(Page and application data records)
↓
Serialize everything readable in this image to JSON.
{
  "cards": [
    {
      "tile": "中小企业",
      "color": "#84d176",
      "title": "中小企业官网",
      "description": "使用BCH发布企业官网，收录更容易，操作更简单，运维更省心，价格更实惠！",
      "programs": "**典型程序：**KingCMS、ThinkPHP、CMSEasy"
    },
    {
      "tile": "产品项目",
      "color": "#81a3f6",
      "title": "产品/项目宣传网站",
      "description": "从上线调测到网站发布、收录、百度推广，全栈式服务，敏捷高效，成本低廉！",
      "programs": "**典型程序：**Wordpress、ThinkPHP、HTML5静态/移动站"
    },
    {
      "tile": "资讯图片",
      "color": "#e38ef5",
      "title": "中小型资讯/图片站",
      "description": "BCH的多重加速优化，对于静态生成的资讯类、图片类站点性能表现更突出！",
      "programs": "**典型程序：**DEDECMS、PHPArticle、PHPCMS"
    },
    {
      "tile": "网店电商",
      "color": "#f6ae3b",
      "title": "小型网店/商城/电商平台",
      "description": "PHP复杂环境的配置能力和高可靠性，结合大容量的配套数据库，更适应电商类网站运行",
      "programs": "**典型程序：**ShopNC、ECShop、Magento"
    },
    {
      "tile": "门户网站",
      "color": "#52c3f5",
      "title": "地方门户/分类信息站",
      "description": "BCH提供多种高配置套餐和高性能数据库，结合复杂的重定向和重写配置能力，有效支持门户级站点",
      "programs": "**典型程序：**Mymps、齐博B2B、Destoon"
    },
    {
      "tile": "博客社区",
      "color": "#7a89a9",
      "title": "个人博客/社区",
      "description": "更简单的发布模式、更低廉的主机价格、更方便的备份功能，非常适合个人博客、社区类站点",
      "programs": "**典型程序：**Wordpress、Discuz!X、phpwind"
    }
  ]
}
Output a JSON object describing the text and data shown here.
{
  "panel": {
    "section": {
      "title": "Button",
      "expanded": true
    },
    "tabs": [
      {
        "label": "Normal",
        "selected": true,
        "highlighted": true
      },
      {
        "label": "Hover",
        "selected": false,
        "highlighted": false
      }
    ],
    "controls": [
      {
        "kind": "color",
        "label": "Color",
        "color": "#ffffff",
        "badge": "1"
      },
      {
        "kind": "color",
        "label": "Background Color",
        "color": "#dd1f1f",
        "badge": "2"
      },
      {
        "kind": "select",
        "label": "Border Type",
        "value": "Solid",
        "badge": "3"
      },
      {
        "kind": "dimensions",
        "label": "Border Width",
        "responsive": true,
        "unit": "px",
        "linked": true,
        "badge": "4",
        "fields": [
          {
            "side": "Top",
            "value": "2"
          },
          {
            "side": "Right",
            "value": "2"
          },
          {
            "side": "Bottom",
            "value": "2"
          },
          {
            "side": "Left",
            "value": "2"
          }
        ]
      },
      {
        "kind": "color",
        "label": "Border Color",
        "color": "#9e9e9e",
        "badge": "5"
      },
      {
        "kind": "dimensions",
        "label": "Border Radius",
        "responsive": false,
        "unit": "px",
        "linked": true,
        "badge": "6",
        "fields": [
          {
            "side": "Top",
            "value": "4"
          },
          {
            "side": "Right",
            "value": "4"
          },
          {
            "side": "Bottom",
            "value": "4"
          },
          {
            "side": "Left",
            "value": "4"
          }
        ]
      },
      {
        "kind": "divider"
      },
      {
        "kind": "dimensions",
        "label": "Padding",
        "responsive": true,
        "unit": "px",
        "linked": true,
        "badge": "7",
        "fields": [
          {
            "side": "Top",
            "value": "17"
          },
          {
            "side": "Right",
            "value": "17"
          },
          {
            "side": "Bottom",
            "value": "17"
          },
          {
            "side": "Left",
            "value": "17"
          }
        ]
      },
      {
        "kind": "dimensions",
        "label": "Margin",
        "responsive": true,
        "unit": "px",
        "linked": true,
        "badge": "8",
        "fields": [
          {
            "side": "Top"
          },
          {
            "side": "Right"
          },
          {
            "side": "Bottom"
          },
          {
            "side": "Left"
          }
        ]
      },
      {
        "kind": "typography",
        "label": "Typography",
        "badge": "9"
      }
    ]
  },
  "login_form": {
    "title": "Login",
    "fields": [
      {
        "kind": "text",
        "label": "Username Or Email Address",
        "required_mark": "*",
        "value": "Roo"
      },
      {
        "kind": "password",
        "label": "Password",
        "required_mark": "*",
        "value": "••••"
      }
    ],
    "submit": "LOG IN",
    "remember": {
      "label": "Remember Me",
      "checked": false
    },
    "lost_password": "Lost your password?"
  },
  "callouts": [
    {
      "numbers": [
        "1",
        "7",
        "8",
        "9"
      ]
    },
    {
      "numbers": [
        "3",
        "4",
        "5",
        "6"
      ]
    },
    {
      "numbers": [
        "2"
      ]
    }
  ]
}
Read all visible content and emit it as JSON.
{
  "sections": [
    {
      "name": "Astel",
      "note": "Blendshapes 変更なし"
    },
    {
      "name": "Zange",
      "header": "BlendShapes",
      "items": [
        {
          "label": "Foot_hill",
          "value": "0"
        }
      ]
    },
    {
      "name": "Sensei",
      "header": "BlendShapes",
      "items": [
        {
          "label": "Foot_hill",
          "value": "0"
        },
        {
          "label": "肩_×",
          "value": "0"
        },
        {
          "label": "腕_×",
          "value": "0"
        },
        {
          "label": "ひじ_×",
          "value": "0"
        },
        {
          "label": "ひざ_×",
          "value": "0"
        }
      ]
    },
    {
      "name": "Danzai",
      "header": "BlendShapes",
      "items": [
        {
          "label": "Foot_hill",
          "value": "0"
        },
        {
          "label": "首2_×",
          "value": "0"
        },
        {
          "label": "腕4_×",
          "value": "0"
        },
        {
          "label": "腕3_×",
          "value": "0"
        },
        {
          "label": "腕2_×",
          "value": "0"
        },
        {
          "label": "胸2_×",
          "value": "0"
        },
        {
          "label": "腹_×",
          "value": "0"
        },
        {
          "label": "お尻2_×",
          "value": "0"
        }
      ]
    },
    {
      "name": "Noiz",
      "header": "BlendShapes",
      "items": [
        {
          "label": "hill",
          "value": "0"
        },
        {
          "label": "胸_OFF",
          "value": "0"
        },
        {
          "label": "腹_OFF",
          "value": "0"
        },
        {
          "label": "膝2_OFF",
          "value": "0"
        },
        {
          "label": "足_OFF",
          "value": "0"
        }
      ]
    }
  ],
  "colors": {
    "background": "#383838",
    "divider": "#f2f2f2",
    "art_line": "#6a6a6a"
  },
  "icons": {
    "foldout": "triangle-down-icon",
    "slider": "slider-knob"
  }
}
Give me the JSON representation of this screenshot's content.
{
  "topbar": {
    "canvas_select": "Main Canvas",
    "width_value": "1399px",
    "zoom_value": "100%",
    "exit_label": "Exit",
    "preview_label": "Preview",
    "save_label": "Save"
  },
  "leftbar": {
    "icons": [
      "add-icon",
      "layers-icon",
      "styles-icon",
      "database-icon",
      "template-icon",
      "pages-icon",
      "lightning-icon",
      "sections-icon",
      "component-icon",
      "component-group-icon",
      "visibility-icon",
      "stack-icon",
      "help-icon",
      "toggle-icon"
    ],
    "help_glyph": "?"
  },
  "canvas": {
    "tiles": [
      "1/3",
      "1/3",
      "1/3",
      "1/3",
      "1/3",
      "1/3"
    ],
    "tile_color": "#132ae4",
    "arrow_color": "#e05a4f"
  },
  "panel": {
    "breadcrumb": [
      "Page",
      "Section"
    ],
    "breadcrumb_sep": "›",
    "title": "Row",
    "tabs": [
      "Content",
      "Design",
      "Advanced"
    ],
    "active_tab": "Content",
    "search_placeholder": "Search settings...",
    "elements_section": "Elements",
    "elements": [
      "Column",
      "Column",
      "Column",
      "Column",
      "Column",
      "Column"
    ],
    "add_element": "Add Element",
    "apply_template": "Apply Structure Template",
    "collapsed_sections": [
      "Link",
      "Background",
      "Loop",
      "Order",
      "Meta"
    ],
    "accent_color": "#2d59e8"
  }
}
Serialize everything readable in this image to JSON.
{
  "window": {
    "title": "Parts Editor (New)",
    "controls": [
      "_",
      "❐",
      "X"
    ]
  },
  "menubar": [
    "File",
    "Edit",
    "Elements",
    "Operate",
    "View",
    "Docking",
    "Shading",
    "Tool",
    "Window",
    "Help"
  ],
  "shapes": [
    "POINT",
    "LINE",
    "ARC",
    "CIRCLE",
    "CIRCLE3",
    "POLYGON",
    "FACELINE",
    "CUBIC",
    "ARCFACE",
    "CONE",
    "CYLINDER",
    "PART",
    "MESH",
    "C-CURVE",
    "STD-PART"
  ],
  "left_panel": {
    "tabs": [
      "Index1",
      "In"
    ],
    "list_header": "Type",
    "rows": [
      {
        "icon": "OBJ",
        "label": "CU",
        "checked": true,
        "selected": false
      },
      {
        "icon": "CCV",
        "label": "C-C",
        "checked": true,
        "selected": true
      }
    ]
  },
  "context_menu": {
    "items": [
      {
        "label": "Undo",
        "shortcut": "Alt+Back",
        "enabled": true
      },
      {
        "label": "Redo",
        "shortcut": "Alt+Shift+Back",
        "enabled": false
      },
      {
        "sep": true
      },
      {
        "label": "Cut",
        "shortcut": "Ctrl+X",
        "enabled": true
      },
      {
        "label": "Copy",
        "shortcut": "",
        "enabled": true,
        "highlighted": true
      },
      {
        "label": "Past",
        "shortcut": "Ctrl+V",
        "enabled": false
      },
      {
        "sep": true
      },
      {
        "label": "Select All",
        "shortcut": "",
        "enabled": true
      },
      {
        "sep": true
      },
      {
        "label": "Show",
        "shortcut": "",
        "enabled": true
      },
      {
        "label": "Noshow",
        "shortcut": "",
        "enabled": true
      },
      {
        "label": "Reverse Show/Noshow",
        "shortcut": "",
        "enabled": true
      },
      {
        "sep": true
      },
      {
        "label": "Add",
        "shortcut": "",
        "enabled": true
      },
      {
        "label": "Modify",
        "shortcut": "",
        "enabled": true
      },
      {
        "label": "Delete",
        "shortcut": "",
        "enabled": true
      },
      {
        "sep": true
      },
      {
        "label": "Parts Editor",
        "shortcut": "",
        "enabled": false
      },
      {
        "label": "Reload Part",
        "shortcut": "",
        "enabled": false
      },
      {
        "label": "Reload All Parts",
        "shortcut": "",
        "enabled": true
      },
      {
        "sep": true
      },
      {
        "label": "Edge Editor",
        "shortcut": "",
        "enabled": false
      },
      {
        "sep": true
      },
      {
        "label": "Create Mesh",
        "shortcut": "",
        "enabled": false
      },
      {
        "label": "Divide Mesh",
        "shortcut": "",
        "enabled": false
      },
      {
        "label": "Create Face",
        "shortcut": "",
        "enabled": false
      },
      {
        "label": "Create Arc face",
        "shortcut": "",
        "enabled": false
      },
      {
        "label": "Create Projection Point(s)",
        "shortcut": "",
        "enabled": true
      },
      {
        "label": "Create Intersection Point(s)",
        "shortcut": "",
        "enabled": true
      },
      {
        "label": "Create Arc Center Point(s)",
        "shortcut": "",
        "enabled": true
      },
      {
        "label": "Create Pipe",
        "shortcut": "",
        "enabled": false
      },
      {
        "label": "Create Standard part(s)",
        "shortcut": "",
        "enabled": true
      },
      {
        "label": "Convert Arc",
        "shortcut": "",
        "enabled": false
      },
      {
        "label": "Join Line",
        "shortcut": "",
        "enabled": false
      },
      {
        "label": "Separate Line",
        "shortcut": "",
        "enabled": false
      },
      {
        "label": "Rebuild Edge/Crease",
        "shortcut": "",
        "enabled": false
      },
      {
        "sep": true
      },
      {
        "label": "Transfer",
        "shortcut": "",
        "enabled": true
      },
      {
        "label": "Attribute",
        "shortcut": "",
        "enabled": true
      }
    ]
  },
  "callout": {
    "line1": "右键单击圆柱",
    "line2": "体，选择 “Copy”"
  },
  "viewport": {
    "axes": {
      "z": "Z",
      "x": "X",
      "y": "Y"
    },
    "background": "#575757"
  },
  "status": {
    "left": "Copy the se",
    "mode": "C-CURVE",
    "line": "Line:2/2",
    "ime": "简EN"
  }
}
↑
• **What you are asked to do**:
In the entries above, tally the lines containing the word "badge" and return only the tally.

• **Response**:
9